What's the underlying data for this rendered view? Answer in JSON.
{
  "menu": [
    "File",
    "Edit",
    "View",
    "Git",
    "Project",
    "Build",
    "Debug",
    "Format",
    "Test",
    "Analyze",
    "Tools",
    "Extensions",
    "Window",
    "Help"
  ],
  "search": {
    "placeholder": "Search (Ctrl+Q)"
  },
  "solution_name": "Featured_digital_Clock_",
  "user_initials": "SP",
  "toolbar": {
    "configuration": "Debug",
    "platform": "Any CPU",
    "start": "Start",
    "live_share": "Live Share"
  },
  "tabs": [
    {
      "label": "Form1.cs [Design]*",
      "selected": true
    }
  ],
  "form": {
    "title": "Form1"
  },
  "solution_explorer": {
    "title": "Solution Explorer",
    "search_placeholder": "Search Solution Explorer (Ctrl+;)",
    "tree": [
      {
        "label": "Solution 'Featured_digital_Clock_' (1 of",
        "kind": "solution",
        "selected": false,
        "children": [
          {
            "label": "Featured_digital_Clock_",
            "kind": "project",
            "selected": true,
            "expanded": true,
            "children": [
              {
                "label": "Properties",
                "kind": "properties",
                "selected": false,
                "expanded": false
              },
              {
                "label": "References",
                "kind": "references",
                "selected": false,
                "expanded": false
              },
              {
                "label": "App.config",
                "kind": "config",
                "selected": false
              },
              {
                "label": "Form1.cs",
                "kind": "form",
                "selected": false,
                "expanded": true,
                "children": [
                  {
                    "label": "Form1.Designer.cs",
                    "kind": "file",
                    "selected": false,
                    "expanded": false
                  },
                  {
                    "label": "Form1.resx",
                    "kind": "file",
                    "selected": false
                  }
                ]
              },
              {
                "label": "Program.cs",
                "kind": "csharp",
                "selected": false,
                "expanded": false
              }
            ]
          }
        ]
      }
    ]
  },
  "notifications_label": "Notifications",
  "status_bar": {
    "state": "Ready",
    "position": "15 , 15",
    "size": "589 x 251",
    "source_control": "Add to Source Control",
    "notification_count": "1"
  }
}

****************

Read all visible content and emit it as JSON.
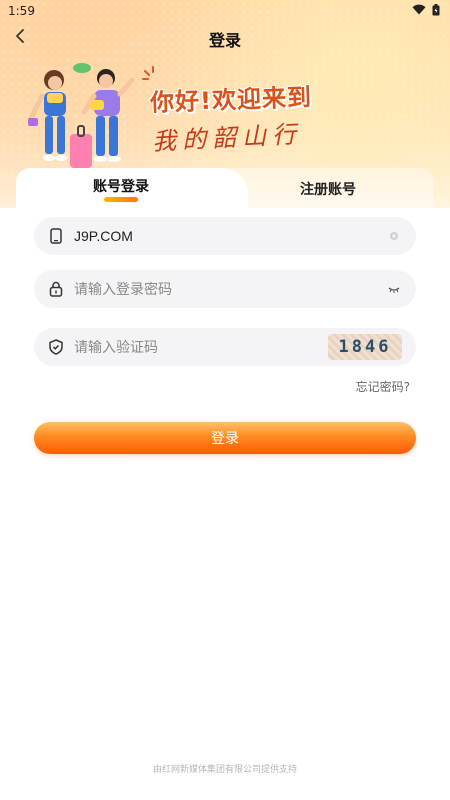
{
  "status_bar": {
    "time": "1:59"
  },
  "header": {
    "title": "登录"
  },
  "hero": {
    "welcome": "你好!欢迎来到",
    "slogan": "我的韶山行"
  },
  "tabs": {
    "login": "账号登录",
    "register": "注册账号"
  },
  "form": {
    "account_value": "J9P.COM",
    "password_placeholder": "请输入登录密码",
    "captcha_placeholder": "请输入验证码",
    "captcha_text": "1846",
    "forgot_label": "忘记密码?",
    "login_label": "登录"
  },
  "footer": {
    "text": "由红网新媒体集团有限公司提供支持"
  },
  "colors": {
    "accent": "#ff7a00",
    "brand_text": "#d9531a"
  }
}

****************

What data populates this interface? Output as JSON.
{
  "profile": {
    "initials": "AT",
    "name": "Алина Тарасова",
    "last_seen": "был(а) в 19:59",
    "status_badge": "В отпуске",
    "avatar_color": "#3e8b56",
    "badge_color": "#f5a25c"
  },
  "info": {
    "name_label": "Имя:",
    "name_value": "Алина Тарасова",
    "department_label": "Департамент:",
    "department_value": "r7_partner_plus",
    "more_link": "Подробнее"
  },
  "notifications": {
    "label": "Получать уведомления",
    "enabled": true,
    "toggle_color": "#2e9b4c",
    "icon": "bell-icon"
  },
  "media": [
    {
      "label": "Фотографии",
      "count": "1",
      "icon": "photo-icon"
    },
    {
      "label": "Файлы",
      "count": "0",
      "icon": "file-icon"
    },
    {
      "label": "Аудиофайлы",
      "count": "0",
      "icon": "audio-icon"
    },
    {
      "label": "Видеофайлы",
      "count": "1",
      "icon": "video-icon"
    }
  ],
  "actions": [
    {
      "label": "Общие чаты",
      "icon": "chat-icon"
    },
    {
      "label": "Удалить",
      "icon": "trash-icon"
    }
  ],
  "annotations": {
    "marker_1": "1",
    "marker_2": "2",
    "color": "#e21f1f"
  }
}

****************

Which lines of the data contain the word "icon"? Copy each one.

    "icon": "bell-icon"
      "icon": "photo-icon"
      "icon": "file-icon"
      "icon": "audio-icon"
      "icon": "video-icon"
      "icon": "chat-icon"
      "icon": "trash-icon"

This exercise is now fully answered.